─── Listed records

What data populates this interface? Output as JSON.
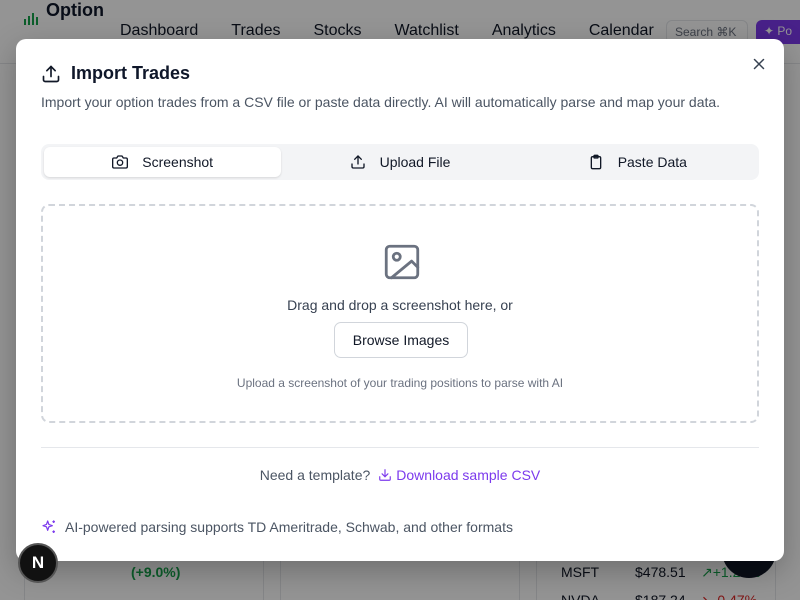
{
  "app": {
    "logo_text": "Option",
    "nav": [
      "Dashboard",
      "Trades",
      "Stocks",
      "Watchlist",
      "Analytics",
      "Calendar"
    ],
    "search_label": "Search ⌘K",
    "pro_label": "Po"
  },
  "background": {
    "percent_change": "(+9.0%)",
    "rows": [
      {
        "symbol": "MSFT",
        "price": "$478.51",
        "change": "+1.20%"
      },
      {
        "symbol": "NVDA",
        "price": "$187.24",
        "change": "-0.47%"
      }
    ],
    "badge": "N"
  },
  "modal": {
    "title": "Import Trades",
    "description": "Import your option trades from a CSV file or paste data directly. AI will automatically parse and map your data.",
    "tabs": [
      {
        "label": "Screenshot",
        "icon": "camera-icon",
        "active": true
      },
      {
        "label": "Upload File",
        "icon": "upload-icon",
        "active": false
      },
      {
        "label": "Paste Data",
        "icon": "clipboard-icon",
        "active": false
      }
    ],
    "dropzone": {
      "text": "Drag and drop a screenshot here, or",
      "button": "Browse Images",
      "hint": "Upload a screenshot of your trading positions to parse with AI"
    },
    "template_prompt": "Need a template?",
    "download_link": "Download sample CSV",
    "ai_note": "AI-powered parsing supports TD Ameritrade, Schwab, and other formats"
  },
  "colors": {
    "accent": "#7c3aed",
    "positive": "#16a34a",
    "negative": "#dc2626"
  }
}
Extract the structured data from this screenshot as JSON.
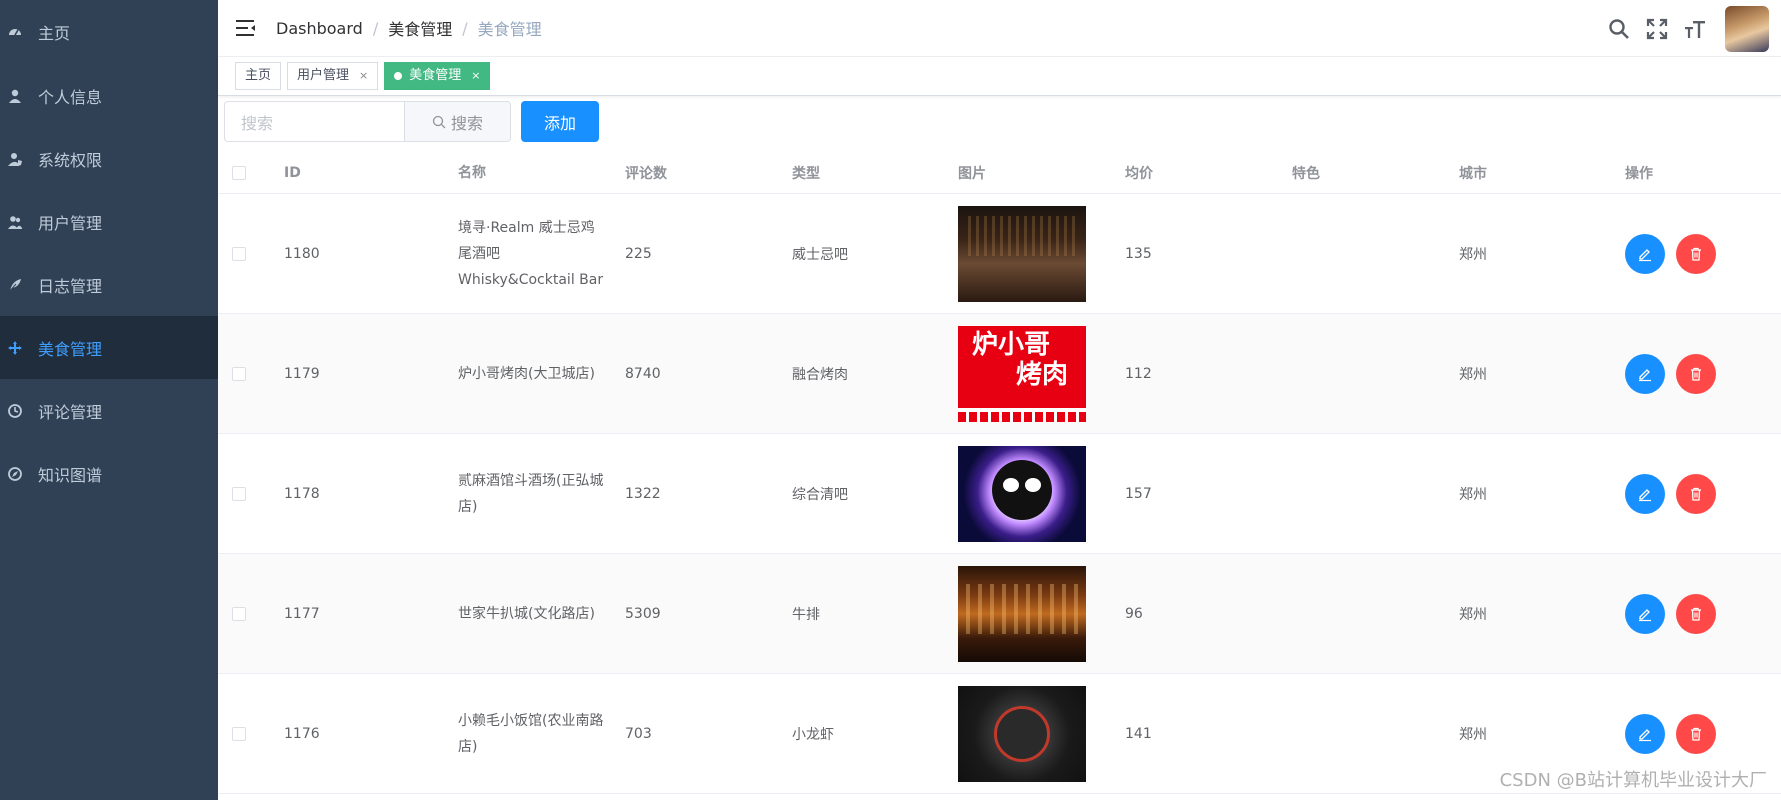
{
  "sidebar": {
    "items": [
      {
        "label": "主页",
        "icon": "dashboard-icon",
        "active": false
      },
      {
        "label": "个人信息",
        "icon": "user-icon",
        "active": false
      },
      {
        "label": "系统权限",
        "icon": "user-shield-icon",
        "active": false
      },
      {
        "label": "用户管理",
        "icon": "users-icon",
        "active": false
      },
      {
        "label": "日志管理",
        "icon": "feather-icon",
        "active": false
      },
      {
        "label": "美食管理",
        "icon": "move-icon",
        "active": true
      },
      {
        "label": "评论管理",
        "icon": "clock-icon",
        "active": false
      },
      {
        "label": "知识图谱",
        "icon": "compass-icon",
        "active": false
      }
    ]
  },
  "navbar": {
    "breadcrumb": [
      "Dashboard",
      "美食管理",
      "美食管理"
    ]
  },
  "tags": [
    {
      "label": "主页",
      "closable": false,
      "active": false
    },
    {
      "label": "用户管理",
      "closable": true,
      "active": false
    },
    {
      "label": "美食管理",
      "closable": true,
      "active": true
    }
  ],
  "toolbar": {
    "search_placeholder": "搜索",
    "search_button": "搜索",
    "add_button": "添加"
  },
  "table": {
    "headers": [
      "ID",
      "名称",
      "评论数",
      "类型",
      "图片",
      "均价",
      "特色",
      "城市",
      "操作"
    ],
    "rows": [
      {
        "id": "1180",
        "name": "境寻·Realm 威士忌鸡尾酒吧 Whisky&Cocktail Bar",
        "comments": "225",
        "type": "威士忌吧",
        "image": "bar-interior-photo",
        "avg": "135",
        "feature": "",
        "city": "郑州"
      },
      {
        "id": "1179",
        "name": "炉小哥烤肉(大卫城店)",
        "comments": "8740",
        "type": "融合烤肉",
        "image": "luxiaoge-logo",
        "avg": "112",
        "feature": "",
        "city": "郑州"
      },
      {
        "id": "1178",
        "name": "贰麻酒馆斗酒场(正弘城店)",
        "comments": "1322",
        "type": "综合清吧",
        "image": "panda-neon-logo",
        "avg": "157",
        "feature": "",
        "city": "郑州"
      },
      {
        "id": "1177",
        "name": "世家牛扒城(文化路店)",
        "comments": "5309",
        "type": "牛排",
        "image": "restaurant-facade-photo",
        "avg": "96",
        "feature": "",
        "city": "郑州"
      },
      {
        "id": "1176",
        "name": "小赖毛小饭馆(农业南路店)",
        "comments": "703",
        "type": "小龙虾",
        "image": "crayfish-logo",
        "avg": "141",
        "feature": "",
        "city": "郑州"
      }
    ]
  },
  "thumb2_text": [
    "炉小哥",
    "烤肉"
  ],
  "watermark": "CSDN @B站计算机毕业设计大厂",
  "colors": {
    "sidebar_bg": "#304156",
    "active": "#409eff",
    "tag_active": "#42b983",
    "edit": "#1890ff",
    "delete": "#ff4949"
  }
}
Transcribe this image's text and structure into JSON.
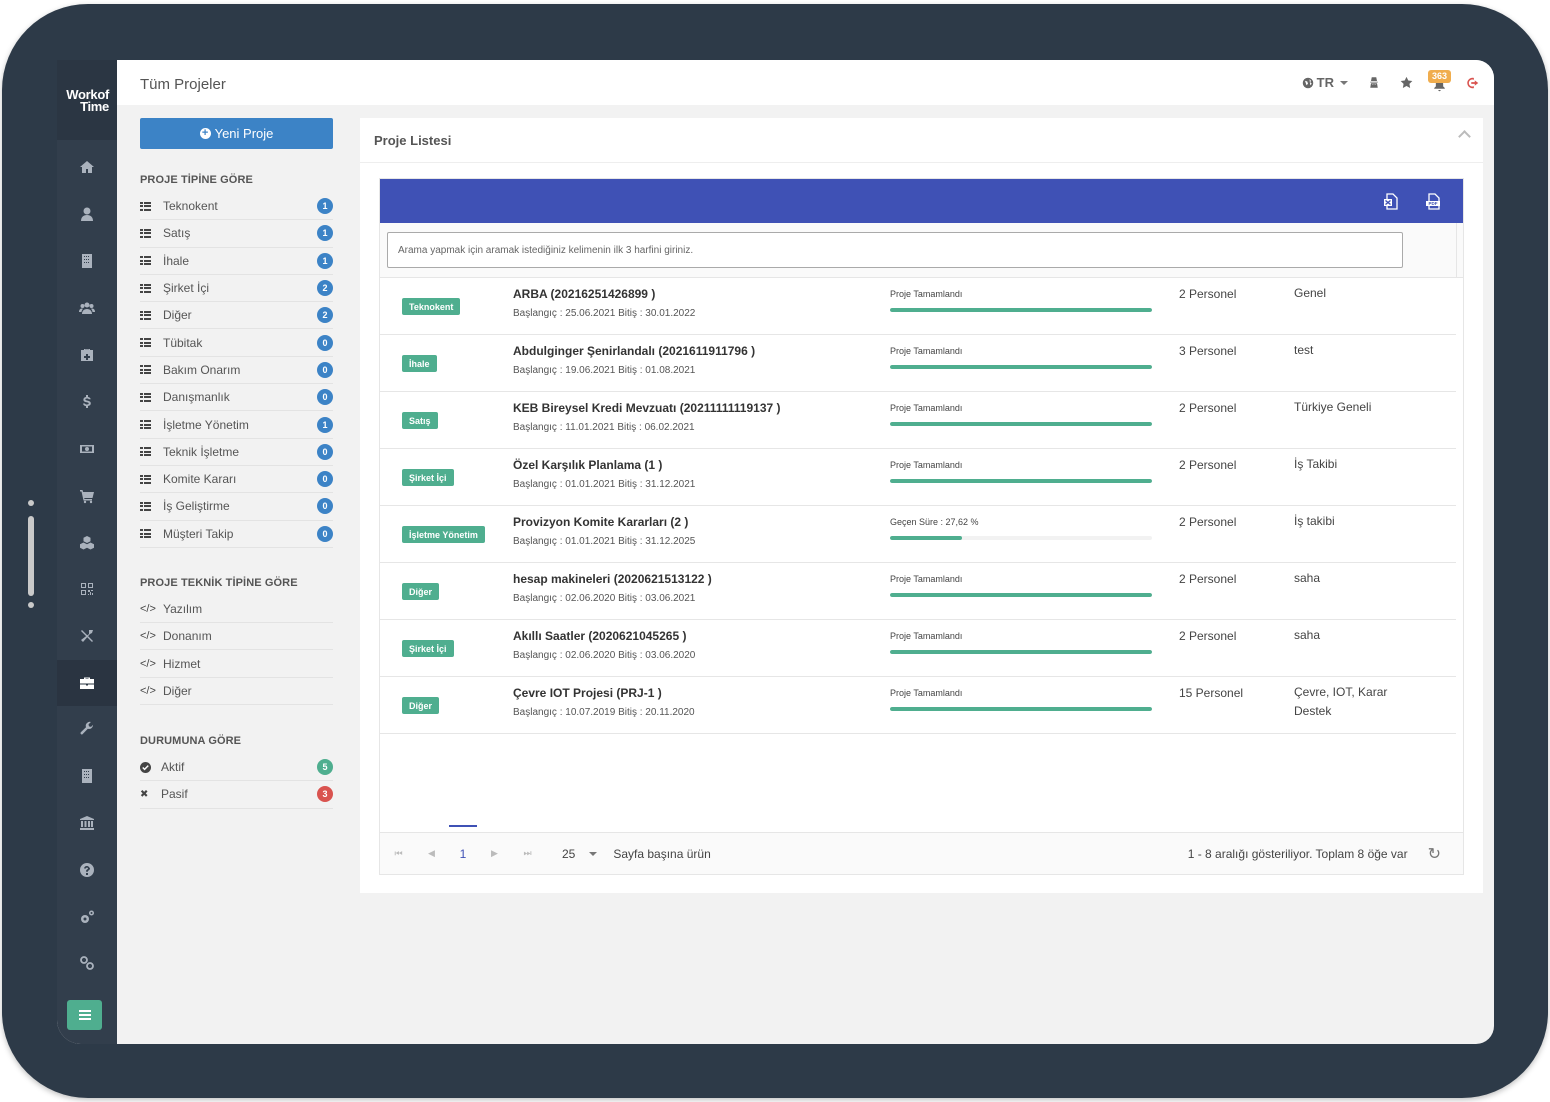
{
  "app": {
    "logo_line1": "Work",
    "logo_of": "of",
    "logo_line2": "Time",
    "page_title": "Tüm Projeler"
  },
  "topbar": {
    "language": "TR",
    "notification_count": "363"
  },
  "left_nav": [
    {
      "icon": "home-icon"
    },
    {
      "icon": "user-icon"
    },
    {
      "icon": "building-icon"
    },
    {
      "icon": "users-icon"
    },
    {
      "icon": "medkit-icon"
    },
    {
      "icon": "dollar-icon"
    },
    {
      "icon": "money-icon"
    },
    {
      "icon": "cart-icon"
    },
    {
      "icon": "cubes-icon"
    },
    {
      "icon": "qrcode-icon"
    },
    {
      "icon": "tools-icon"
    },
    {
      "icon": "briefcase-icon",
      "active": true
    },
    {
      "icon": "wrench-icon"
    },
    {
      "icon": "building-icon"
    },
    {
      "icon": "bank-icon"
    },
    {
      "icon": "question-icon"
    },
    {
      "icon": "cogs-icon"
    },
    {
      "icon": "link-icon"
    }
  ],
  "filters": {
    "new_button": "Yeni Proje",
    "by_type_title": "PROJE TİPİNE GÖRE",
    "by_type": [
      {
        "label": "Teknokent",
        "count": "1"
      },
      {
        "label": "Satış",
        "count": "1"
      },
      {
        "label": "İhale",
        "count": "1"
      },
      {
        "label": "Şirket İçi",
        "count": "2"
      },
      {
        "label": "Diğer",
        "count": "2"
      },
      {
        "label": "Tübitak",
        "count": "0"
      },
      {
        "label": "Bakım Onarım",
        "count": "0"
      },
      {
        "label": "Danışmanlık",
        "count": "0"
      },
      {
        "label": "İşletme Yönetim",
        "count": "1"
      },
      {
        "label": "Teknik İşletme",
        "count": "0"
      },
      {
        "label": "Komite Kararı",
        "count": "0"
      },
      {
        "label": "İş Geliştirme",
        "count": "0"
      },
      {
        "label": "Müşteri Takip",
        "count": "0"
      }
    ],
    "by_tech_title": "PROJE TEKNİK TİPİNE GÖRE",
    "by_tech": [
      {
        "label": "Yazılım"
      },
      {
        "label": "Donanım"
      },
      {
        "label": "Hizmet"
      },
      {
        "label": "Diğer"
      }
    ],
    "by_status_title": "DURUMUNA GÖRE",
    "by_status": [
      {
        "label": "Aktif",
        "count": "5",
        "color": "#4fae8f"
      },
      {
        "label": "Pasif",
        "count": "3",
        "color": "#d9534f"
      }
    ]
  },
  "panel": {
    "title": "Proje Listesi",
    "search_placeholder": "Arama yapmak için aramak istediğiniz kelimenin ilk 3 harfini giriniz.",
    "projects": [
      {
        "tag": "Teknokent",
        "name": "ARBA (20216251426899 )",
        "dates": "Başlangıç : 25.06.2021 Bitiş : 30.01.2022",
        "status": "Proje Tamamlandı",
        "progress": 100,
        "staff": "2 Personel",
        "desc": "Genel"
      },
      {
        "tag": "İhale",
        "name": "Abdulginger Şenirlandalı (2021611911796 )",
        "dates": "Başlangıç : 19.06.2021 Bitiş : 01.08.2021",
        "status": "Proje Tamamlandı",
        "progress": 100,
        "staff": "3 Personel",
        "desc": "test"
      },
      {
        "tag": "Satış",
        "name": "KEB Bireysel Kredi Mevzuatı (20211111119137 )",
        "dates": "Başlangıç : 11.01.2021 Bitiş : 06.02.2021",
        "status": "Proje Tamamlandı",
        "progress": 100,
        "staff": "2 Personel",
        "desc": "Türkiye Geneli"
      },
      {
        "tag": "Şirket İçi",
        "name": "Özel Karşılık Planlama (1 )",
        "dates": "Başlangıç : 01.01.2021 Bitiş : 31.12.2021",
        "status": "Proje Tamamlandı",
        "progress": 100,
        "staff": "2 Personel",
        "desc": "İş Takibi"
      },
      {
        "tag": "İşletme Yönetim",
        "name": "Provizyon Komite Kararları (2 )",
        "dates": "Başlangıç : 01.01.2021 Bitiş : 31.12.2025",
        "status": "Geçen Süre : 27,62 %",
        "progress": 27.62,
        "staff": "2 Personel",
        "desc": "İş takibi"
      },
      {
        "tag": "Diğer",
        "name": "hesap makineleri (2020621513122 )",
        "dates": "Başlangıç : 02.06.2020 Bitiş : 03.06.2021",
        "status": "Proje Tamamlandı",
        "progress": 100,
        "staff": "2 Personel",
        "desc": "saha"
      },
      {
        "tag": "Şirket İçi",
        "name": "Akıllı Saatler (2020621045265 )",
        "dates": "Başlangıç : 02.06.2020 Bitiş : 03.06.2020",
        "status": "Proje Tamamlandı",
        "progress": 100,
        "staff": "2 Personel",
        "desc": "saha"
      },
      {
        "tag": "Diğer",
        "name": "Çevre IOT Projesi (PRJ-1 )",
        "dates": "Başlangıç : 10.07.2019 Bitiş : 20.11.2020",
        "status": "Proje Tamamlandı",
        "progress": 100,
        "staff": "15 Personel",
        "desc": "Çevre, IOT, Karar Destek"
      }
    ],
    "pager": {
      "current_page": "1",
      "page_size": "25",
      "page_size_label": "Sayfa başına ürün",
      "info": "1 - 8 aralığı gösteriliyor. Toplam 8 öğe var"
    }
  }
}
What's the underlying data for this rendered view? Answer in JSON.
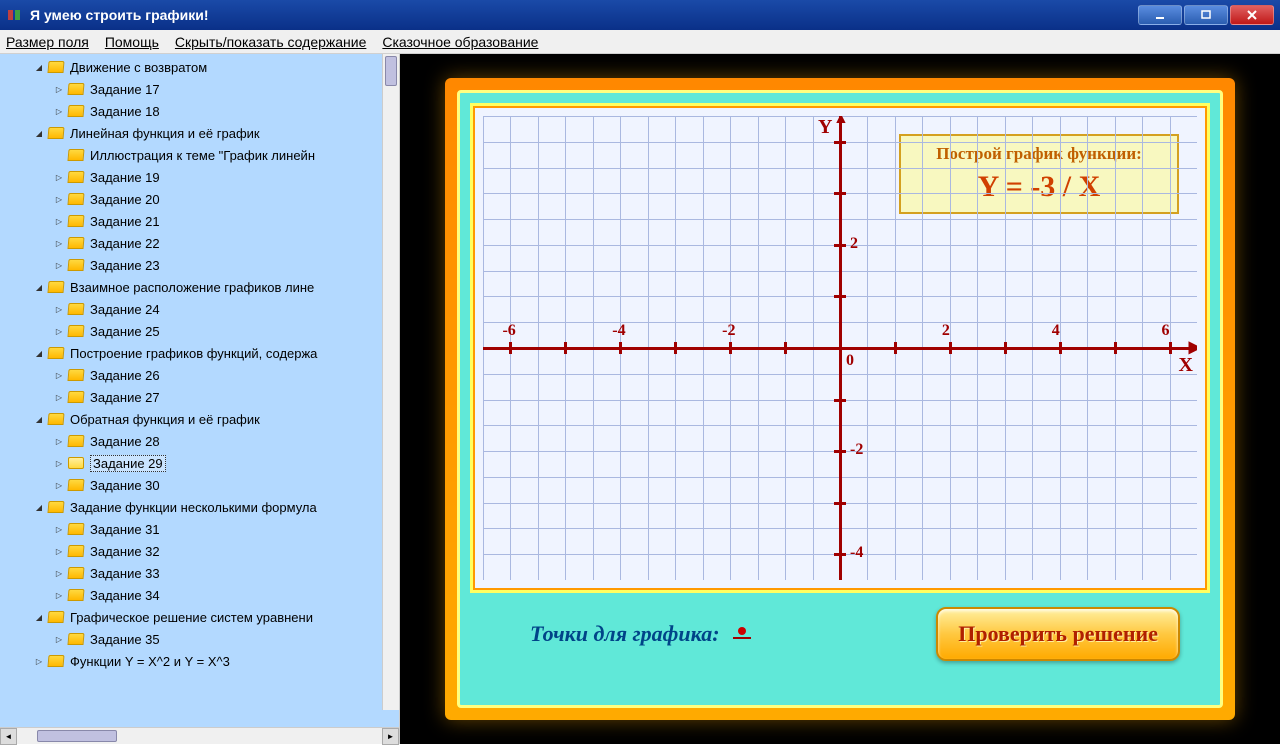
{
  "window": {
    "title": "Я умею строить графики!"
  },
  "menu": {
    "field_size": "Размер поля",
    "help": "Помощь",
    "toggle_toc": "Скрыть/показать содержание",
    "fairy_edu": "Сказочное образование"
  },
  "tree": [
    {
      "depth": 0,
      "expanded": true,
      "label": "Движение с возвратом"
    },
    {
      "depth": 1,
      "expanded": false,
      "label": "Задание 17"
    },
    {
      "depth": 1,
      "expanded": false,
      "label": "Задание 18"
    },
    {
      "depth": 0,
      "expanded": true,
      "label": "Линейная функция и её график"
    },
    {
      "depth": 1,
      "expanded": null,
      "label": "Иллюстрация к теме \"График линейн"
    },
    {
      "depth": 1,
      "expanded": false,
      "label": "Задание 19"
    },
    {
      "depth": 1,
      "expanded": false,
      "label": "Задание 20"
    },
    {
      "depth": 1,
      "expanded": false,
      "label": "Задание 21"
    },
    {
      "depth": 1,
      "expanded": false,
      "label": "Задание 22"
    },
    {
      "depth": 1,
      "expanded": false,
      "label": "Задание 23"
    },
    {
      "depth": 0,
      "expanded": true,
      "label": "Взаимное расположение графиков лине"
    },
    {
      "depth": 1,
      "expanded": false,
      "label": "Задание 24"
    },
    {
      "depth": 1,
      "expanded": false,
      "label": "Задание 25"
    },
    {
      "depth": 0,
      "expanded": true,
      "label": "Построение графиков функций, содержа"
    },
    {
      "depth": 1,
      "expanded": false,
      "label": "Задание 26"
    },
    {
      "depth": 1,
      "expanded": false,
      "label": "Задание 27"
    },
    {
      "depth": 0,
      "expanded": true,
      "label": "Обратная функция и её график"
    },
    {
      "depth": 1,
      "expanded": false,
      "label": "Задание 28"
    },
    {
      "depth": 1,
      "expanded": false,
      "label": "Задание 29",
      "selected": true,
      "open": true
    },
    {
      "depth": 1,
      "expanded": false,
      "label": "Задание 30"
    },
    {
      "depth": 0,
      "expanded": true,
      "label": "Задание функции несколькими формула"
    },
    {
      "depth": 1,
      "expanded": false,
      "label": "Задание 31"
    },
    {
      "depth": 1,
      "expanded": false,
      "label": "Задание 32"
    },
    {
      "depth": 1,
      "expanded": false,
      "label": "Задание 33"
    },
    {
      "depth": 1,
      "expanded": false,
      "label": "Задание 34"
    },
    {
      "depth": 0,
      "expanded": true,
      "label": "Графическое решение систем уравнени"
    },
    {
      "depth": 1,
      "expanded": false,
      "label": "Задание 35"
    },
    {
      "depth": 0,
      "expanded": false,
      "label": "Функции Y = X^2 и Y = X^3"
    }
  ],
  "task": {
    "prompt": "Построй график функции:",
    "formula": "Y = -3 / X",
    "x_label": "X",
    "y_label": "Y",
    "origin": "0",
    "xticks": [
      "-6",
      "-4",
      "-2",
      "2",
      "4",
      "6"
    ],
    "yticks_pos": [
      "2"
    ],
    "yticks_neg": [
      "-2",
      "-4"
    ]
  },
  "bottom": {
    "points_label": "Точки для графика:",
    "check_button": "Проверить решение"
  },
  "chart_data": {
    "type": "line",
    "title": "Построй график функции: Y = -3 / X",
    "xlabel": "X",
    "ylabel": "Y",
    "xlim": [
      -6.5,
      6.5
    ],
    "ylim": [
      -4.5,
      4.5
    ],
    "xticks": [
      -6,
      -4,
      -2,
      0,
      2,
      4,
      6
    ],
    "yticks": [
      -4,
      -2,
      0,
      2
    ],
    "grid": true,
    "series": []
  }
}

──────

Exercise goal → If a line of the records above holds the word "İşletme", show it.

Answer area →
        "label": "İşletme Yönetim",
        "label": "Teknik İşletme",
        "tag": "İşletme Yönetim",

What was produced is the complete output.